** What you will do **
The required result is each line of the entries below containing the string "content".

Exercise data Block Start

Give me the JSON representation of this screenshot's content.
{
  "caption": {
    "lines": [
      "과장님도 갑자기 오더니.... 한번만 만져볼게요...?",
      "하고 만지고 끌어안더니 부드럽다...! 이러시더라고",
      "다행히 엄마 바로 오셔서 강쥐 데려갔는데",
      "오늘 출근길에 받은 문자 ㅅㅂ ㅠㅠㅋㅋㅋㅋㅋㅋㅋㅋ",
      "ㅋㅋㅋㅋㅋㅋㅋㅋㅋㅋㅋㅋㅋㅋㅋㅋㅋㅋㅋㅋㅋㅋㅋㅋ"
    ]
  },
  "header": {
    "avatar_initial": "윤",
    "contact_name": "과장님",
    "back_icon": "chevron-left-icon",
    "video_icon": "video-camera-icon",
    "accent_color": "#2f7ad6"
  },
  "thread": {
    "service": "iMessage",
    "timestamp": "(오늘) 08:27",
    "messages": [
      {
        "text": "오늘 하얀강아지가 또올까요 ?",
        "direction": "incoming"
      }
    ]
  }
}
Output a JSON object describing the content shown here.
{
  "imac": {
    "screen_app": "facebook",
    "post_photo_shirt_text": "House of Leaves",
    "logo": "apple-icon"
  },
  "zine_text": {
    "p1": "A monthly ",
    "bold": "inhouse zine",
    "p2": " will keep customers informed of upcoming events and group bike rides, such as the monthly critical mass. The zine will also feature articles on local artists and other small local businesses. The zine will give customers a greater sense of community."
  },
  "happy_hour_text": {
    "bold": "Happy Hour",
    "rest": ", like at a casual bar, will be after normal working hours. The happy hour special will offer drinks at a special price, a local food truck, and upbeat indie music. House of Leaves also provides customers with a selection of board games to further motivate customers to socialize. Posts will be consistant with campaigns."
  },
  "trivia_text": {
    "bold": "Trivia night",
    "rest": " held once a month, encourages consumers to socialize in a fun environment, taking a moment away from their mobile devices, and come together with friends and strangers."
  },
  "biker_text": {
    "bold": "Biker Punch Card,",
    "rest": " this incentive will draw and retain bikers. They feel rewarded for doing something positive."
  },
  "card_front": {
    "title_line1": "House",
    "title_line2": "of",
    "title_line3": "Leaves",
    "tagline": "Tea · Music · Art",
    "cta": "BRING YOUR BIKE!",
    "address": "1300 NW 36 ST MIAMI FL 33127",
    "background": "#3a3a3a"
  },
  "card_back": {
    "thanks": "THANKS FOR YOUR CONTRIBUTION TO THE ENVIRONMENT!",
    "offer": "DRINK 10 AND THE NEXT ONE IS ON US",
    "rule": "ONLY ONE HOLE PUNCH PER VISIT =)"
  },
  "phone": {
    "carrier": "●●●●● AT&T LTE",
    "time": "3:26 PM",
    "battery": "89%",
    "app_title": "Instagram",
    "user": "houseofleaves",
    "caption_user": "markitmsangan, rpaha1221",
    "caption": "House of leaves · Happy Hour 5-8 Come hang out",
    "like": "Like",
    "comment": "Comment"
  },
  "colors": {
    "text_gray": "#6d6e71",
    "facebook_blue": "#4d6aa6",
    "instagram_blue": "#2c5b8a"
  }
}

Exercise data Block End

** Solution **
Give me the JSON representation of this screenshot's content.
Output a JSON object describing the content shown here.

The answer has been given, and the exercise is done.